LILLE, France (Reuters) - France kept their Davis Cup final hopes alive as Nicolas Mahut and Pierre-Hugues Herbert beat Croatian pair Ivan Dodig and Mate Pavic 6-4 6-4 3-6 7-6(3) in a tense doubles battle in the Stade Pierre Mauroy on Saturday.
Yannick Noah's champions had their backs against the wall after losing both Friday's singles but Herbert and Mahut began the fightback, reducing the deficit to 2-1 and ensuring the last Davis Cup in its present guise will stretch into Sunday.
The odds are still stacked in Croatia's favour as no team has recovered from 2-0 down to win the trophy since Australia beat the United States in 1939.
But with 26,000 mainly flag-waving French fans set to flock back into the cavernous home of Lille's soccer club on Sunday, hope still remains.
It had looked like being a relatively comfortable win for the French duo when they had points for a double break in the third set, having won the first two in dominant fashion.
But Pavic and Dodig, who had partnered Marin Cilic to a crucial win over Mahut and Herbert when the sides met in the 2016 semi-finals in Zadar, hit back to set home nerves jangling.
Herbert faltered when serving at 3-4 allowing the Croats to break serve and then hold with ease to the delight of their noisy followers high in the upper tiers.

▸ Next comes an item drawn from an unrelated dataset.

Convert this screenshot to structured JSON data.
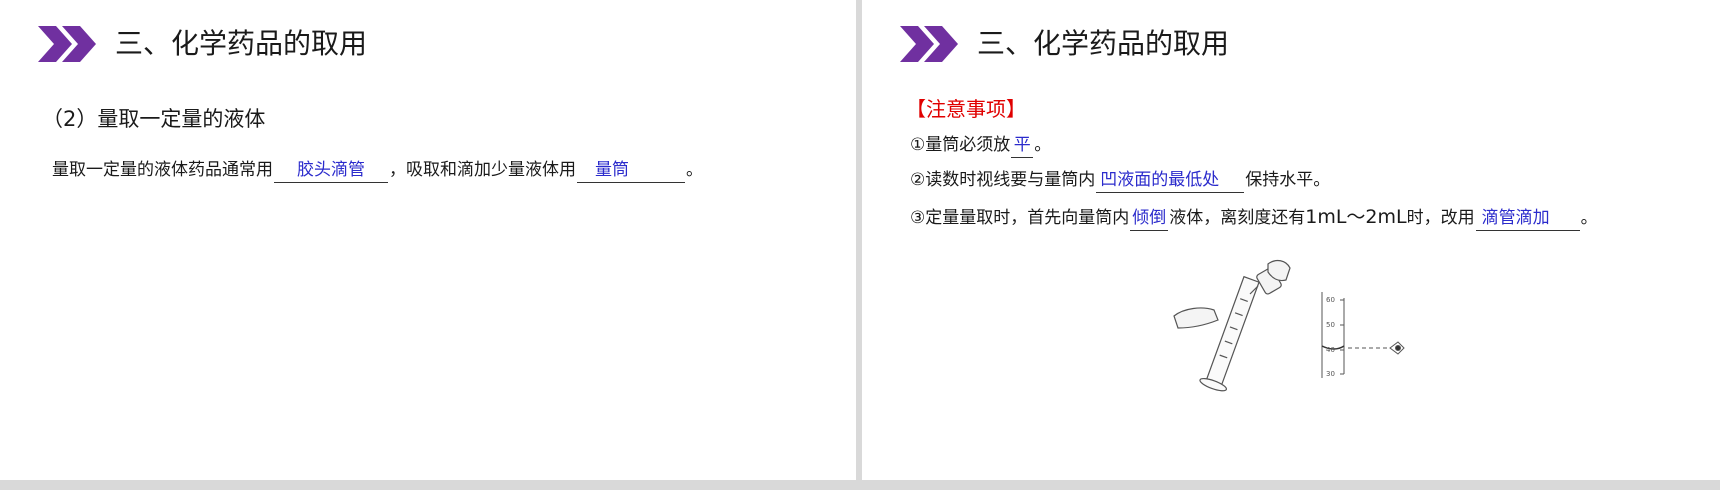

Alarm bells were ringing at the start of the fourth when France had to save three break points on the Herbert serve and he was again made to work hard at 2-2 as the momentum of the match began to swing Croatia's way.
France kept their noses in front though and the fans ratcheted up the decibel levels as Pavic served at 4-5.
The Croat, yet to win a Davis Cup tie, duly buckled with a double-fault at 0-30 and bedlam broke out in the stands with opposing fan clubs trying to out-sing each other.
With the umpire struggling to restore order, Pavic showed incredible composure as he and Dodig somehow dug themselves out of a seemingly impossible position to make it 5-5.
Boos rang out as Pavic gestured defiantly at the massed ranks of blue amid the suspicion that Croatia would be favourites to win the rubber if they could take the tiebreak.
Yet Mahut and Herbert jumped into a 4-1 lead and though the Croatians got it back to 4-3, the French pair then kept their cool with Mahut's reflex volley sealing the win.
(Reporting by Martyn Herman; Editing by Ian Chadband)